You're Welcome.  2016

You’re Welcome. replaces the cannons that flanked the entrance of Fort Adams with Newport’s symbol of hospitality, the pineapple. Employing a local custom from the mid 17th century, when sea captains returning from a trip displayed a fresh pineapple outside as a sign of welcome, two pineapples greet visitors to the fort. With the gates open, instead of closed, the site of fortification now welcomes those who approach it versus obstructing entry—its original architectural intent.

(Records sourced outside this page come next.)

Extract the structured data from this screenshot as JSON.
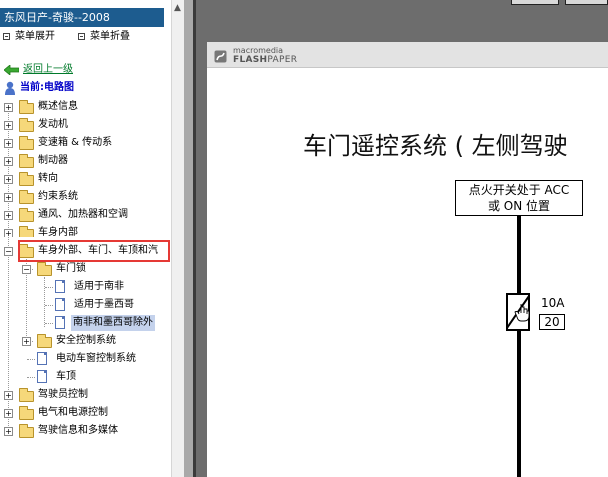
{
  "app": {
    "title": "东风日产-奇骏--2008"
  },
  "controls": {
    "expand_all": "菜单展开",
    "collapse_all": "菜单折叠"
  },
  "nav": {
    "back_label": "返回上一级",
    "current_label": "当前:电路图"
  },
  "tree": {
    "items": [
      "概述信息",
      "发动机",
      "变速箱 & 传动系",
      "制动器",
      "转向",
      "约束系统",
      "通风、加热器和空调",
      "车身内部",
      "车身外部、车门、车顶和汽",
      "车门锁",
      "适用于南非",
      "适用于墨西哥",
      "南非和墨西哥除外",
      "安全控制系统",
      "电动车窗控制系统",
      "车顶",
      "驾驶员控制",
      "电气和电源控制",
      "驾驶信息和多媒体"
    ]
  },
  "viewer": {
    "brand_top": "macromedia",
    "brand_bottom_bold": "FLASH",
    "brand_bottom_light": "PAPER",
    "doc_title": "车门遥控系统 ( 左侧驾驶",
    "switch_line1": "点火开关处于 ACC",
    "switch_line2": "或 ON 位置",
    "fuse_amp": "10A",
    "fuse_num": "20"
  },
  "colors": {
    "title_bar": "#1d5c8f",
    "highlight": "#e53935",
    "back_link": "#007a2a",
    "current": "#0000c8"
  },
  "icons": [
    "back-arrow-icon",
    "user-icon",
    "folder-icon",
    "document-icon",
    "flashpaper-logo-icon",
    "fuse-icon"
  ]
}
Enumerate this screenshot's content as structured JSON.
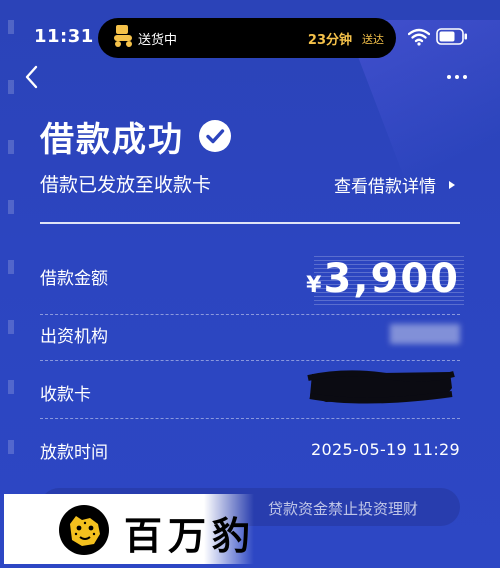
{
  "status_bar": {
    "time": "11:31",
    "delivery_label": "送货中",
    "delivery_eta": "23分钟",
    "delivery_suffix": "送达",
    "eta_color": "#f5c24a",
    "icons": [
      "delivery-scooter-icon",
      "wifi-icon",
      "battery-icon"
    ]
  },
  "nav": {
    "back_icon": "chevron-left-icon",
    "more_icon": "more-dots-icon"
  },
  "header": {
    "title": "借款成功",
    "subtitle": "借款已发放至收款卡",
    "detail_link": "查看借款详情",
    "badge_icon": "check-badge-icon"
  },
  "details": {
    "amount_label": "借款金额",
    "amount_currency": "¥",
    "amount_value": "3,900",
    "lender_label": "出资机构",
    "card_label": "收款卡",
    "time_label": "放款时间",
    "time_value": "2025-05-19 11:29"
  },
  "notice": {
    "text": "贷款资金禁止投资理财"
  },
  "brand": {
    "name": "百万豹",
    "logo_icon": "leopard-logo-icon"
  },
  "colors": {
    "background": "#2c44bd",
    "text": "#ffffff",
    "accent_eta": "#f5c24a"
  }
}
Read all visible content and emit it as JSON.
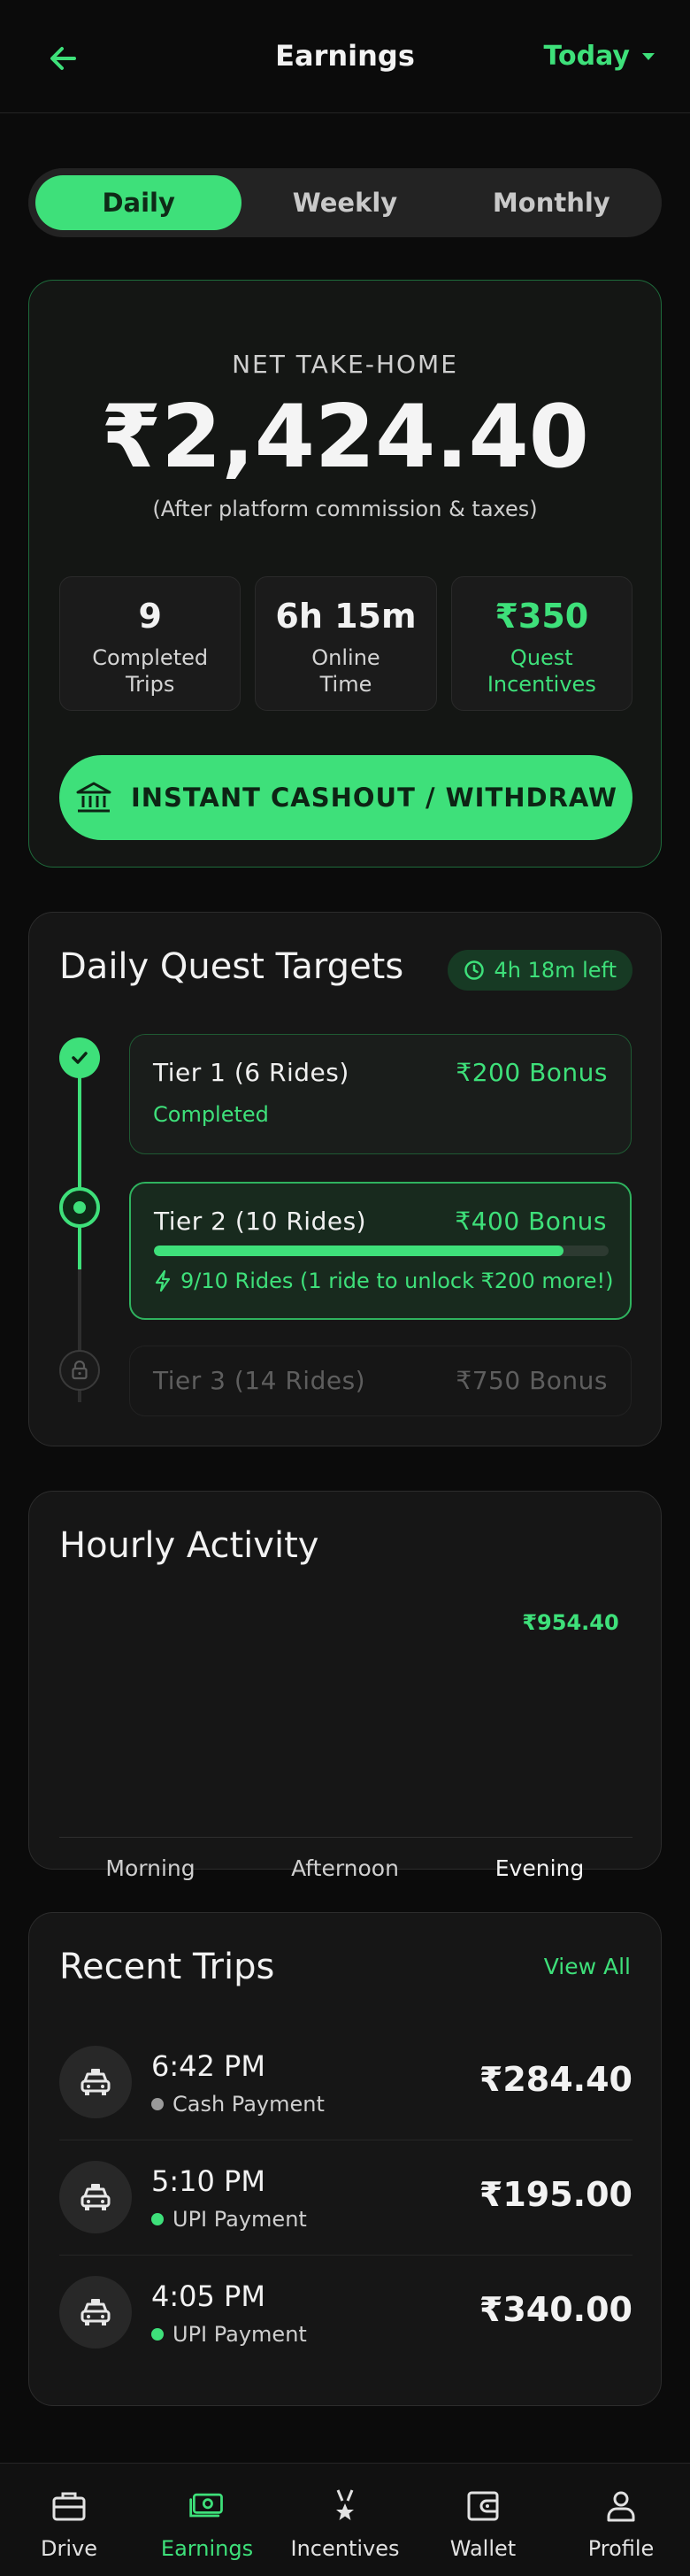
{
  "header": {
    "title": "Earnings",
    "period": "Today"
  },
  "tabs": [
    {
      "label": "Daily",
      "active": true
    },
    {
      "label": "Weekly",
      "active": false
    },
    {
      "label": "Monthly",
      "active": false
    }
  ],
  "summary": {
    "label": "NET TAKE-HOME",
    "amount": "₹2,424.40",
    "note": "(After platform commission & taxes)",
    "stats": [
      {
        "value": "9",
        "label_line1": "Completed",
        "label_line2": "Trips"
      },
      {
        "value": "6h 15m",
        "label_line1": "Online",
        "label_line2": "Time"
      },
      {
        "value": "₹350",
        "label_line1": "Quest",
        "label_line2": "Incentives"
      }
    ],
    "cashout_label": "INSTANT CASHOUT / WITHDRAW"
  },
  "quests": {
    "title": "Daily Quest Targets",
    "time_left": "4h 18m left",
    "tiers": [
      {
        "name": "Tier 1 (6 Rides)",
        "bonus": "₹200 Bonus",
        "status": "Completed"
      },
      {
        "name": "Tier 2 (10 Rides)",
        "bonus": "₹400 Bonus",
        "progress": 0.9,
        "note": "9/10 Rides (1 ride to unlock ₹200 more!)"
      },
      {
        "name": "Tier 3 (14 Rides)",
        "bonus": "₹750 Bonus",
        "locked": true
      }
    ]
  },
  "hourly": {
    "title": "Hourly Activity",
    "labels": [
      "Morning",
      "Afternoon",
      "Evening"
    ],
    "active_label": "Evening",
    "highlight_value": "₹954.40"
  },
  "trips": {
    "title": "Recent Trips",
    "view_all": "View All",
    "items": [
      {
        "time": "6:42 PM",
        "payment": "Cash Payment",
        "dot_color": "#9a9a9a",
        "amount": "₹284.40"
      },
      {
        "time": "5:10 PM",
        "payment": "UPI Payment",
        "dot_color": "#3ee07a",
        "amount": "₹195.00"
      },
      {
        "time": "4:05 PM",
        "payment": "UPI Payment",
        "dot_color": "#3ee07a",
        "amount": "₹340.00"
      }
    ]
  },
  "nav": [
    {
      "label": "Drive",
      "icon": "briefcase-icon"
    },
    {
      "label": "Earnings",
      "icon": "cash-icon",
      "active": true
    },
    {
      "label": "Incentives",
      "icon": "medal-icon"
    },
    {
      "label": "Wallet",
      "icon": "wallet-icon"
    },
    {
      "label": "Profile",
      "icon": "profile-icon"
    }
  ],
  "colors": {
    "accent": "#3ee07a",
    "background": "#0b0b0b",
    "card": "#161616"
  }
}
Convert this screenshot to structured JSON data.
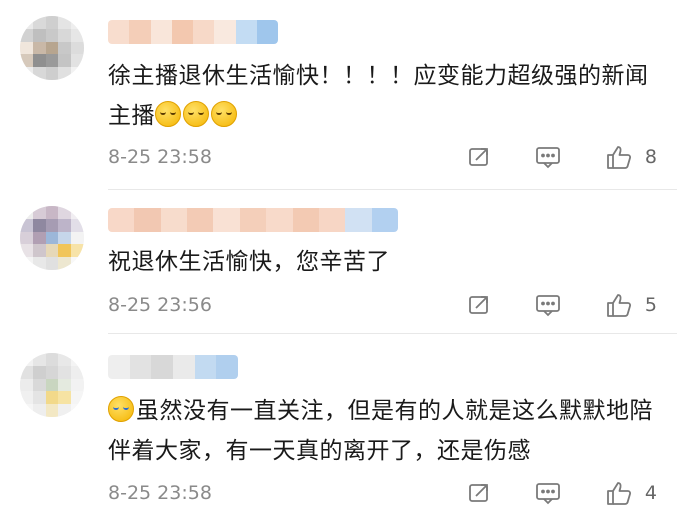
{
  "comments": [
    {
      "text": "徐主播退休生活愉快！！！！应变能力超级强的新闻主播",
      "emoji_suffix": [
        "awkward-face-emoji",
        "awkward-face-emoji",
        "awkward-face-emoji"
      ],
      "time": "8-25 23:58",
      "likes": "8"
    },
    {
      "text": "祝退休生活愉快，您辛苦了",
      "time": "8-25 23:56",
      "likes": "5"
    },
    {
      "emoji_prefix": "crying-face-emoji",
      "text": "虽然没有一直关注，但是有的人就是这么默默地陪伴着大家，有一天真的离开了，还是伤感",
      "time": "8-25 23:58",
      "likes": "4"
    }
  ],
  "colors": {
    "time_gray": "#8a8a8a",
    "icon_gray": "#7a7a7a",
    "divider": "#e8e8e8"
  }
}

The pineapple a commonplace fruit, was once regarded a luxury food because of how expensive it was to transport from the Caribbean to Europe during the age of sail. It was a commodity of privilege, much like sugar in the 19th century. The transit of the pineapple illuminates the history and geography of empires—their creations and accumulations; the circuits of knowledge, capital, labor, goods, and the cultures that characterize them; and their assumed power to name, classify, and rule over lands, peoples, and resources. It is considered “the fruit of colonialism” because while simultaneously destroying cultures and launching empires it symbolized elegance and hospitality.

This piece serves as a reminder of the dignity and grace that is associated with being truly hospitable. That hospitality stems beyond generosity but encompasses acceptance and consideration of others and their beliefs, especially within the context of adversary.


Stoneware, sand, plaster, concrete, steel
Diameter 24”, height 8'

Fort Adams: Drawing Parallels, Listening for Echoes site-specific group exhibition was installed from December 3 – 15, 2016 and supported by the Rhode Island School of Design, Academic Enrichment Fund in cooperation with Fort Adams Trust.

Co-authored Fort Adams: Drawing Parallels, Listening for Echoes curatorial statement

Folding Time in Space by Sofia Ortiz for

Feature on RISD blog Listening for Echoes at Fort Adams